WASHINGTON (AP) — The odds of hosting the Republican Party's next presidential convention have improved for Dallas, Denver, Cleveland and Kansas City, Missouri. Two other players, Las Vegas and Cincinnati, have folded.
The four remaining cities will be making in-city pitches to party officials looking for a host with ample meeting space, hotels and transportation to accommodate tens of thousands of visitors.
Another crucial requirement: deep pockets. The host city would have to pick up a tab as high as $60 million.
Dallas is seen as a leading contender, in part because of its coalition of wealthy donors, ties to the Bush family and an oil industry that could foot the bill. That city also has plenty of hotel and convention space to house the delegates and donors who flock to pep rally for the party faithful, along with the news media throng.
Dallas has also aggressively courted party officials. At a recent Republican National Committee meeting in Memphis, Tennessee, the Dallas organizers hosted a cocktail reception for delegates and offered them a chance to pose for pictures with Dallas Cowboy cheerleaders.
Cleveland also could emerge as strong contender. Although northeast Ohio is a strongly Democratic area, it remains in a perennial hard-fought presidential state and has sought to convince RNC members that the city on Lake Erie is more than a former steel town that has fallen on hard times.

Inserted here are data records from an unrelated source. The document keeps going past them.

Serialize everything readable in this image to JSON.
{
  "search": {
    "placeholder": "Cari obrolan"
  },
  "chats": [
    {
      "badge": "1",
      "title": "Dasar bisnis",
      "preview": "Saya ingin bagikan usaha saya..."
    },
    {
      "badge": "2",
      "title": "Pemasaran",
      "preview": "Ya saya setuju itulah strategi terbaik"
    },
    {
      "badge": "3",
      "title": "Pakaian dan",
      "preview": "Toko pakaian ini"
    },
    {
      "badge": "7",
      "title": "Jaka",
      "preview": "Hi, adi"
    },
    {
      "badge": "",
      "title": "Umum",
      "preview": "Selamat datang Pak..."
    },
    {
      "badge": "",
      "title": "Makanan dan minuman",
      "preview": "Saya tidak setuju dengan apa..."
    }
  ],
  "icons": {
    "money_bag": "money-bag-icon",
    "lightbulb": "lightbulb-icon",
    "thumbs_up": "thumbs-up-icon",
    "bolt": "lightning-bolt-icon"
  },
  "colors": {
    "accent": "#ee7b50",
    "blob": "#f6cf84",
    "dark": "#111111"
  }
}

And Denver has experience; it hosted the Democrats' 2008 convention that nominated President Barack Obama and has a modern airport.
RNC officials are focused on each city's hotel and transportation plans following a 2012 Tampa convention in which many participants were forced into hotels an hour from the convention site or onto long bus rides. Many RNC members are still smarting from that experience and have vowed not to repeat the logistical nightmare.
The RNC said Cincinnati bid officials cited issues with its arena in pulling back its proposal.
Las Vegas' decision to end its bid on Thursday came as something of a surprise.
The desert city hired a raft of political consultants to woo RNC members and constituencies and was seen as a favorite. But organizers said scheduling problems were insurmountable and withdrew the bid before the RNC voted Thursday to narrow the field. The RNC wanted to have its convention in June, when much of Las Vegas' meeting and convention space was already booked.
One RNC official said party officials viewed other cities as more eager to cater to the convention and accommodate organizers' demands. Las Vegas, with its constant stream of other conventions, was seen as less aggressive in courting the RNC, given organizers would have to pick up the price tag if successful, he said.
The official spoke on the condition of anonymity because he was not authorized to discuss internal deliberations.
Some party officials worried that its reputation for excess could overshadow the event. Others were concerned about the influence of Republican mega-donor Sheldon Adelson. Among the world's 10 richest people, the CEO of the Las Vegas Sands Corp. has spent tens of millions of dollars to help Republican candidates and causes, and he fully backed efforts to bring the convention to his backyard.
But RNC officials worried that Adelson's deep pockets could have proved a liability for a party looking to broaden its appeal. One RNC official directly involved in picking the city said the site selection committee was looking for a broader donor base — not one or two billionaires — to pick up the tab.
Almost immediately, the RNC and Las Vegas alike began to prepare for a 2020 convention in Sin City.
"While the committee understands their decision, both cities made a compelling case for 2016 and would make excellent hosts should they pursue efforts to host a future RNC convention," said RNC Site Selection Committee Chairwoman Enid Mickelsen of Utah.
Nevada GOP Chairman Michael McDonald said he was disappointed that the convention wasn't coming to his state, "but I will get a convention somehow, some way."
Peoples reported from Boston. Associated Press writer Michelle Rindels in Nevada contributed to this report.